For the love of (superheros) and science

I have what I like to call a superhero complex! I believe that I have certain superpowers that most other people do not: for example, like the Flash I am fast - I walk fast, I work fast, I drive fast. Like DareDevil — though I am not blind - I do see problems differently than most people. And like Superman, I can bring people back from the dead, though not by circling the earth so fast that it spins in an opposite rotation. I’m fast but I’m not that fast!

This obsession with being a superhero began when I was young; my twin sister and I were very much into reading superhero comic books, watching superhero cartoons, and playing with superhero action figures.

One night we even dressed up in our own homemade superhero costumes and decided we were going to go out into the night and fight crime. After much debate however, we decided we would get into a lot of trouble if our parents found out we climbed out of our 2nd floor bedroom window and into the darkness below…it was a very short lived double life! Even now though I still love me a superhero flick — the Flash, Supergirl, the Marvel movies and some DC ones, Ben Afflack as Daredevil or Batman is just hard to watch…Gal Gadot as Wonder Woman, not so much!

Looking back I think what drew me to superheros was a) the altruism of saving lives and b) the geeky science and technology that enhanced their super powers.

Today geeking out on superheros and science is cool, but when I was young being a geek was not a trait of mine that was particularly celebrated by my peers, and it wasn’t until my late twenties that I began to understand myself in a way that allowed me to embrace and own my individual geekiness! And therefore, it took me a really long time to figure out what I wanted to be when I grew up; what I do now as am academic resuscitation scientist and innovator, I could have never even thought to have imagined when I was little.

Both of my parents came from blue collar, working class families. My mom is first generation Italian, her grandmother speaking no English even though she lived in this country for decades. Neither of my parents went to college. Neither of their parents went to college. In fact, of the 6 siblings between them, only one graduated college. Heck, my twin sister is still trying to finish her bachelors degree at age 40!

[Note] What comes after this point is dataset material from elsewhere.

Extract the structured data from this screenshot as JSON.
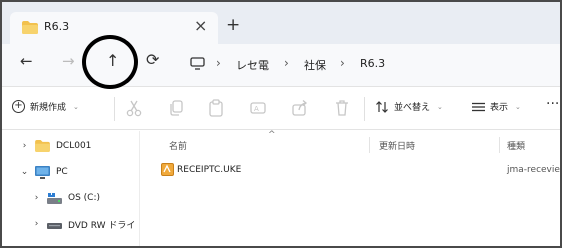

Me on the other hand, I have two Master’s degrees from an Ivy League institution and I am starting a doctoral program this fall. For all intents and purposes I am as alien to my family as Kal-El (aka Superman) was to the Kents or Kara Zor-El (aka Supergirl) was to the Danvers. An alien among humans.

Though I didn’t have the advanced educational guidance from my parents I did have a lot of encouragement and support. My mom instilled in me a love of outer space — to this day anytime a rocket is live-streamed blasting off she texts me all excited, asking if I am watching! It is darn cute (DC)!

Then there is my dad; he was and still is a master carpenter — the man can do math in his head like no one I have ever known; he can look at a structure and figure out how to build it, and in no time there it stands! It really is something to Marvel!

For reasons unknown to me even now though, I never even considered studying any of the science subjects that I was enamored with in my youth. And it was during high school that my fascination switched from quote-unquote “science” to “saving lives”.

While in high school I became an emergency medical technician. I loved getting up in the middle of the night, putting on my uniform and racing out to help others in distress. It was almost the same thing as dressing up in a superhero costume and going to fight crime except I didn’t have to climb out of my bedroom window, and I wasn’t going to get in trouble for doing it!

Once again though, I don’t know why I didn’t pursue this line of study after high school. Instead, I skipped college, and started working for a number of non-profit organizations, trying to find my path and passion! Once I finally did go to college I switched majors more than a couple times. I really am a bit slow on the introspective uptake!

It wasn’t until I saw an advertisement for a nurse research program at a local university that I remembered my passion for science and saving lives and it all clicked! I became a critical care nurse resuscitating more people than I care to remember, and then a resuscitation scientist performing the science that now informs the CPR guidelines that I have been honored to help write.

Performing biomedical research once again sparked that fascination inside of me for all things science — as well the rest of the STEM and STEAM fields. Over the past decade I have dedicated my life to spreading their good word to the masses — its like my own personal bat signal. And last year when science was under attack, just like the Justice League, I came together with many other dedicated scientists, science communicators, educators and friends of science around the globe, to take a stand against evil by organizing the March for Science.

These past years, living my passion and purpose has been tremendously satisfying and fun! But as Uncle Ben Parker said to Peter Parker (aka Spiderman): “With great power comes great responsibility.” I firmly believe that as science superheros we have a responsibility to make a difference locally and beyond, and like Professor X, to teach the next generation of Gifted Youngsters. And even if you don’t have superpowers, if you have science you can still save the world.

Yes, it took me a really long time to find my origin story, but in life, as in research, there is never just one path. Today I get to work with a team of passionate colleagues, with cool technology, in what amounts to my own superhero lair, and in the process I also get to save lives. It really is like being a true superhero after all!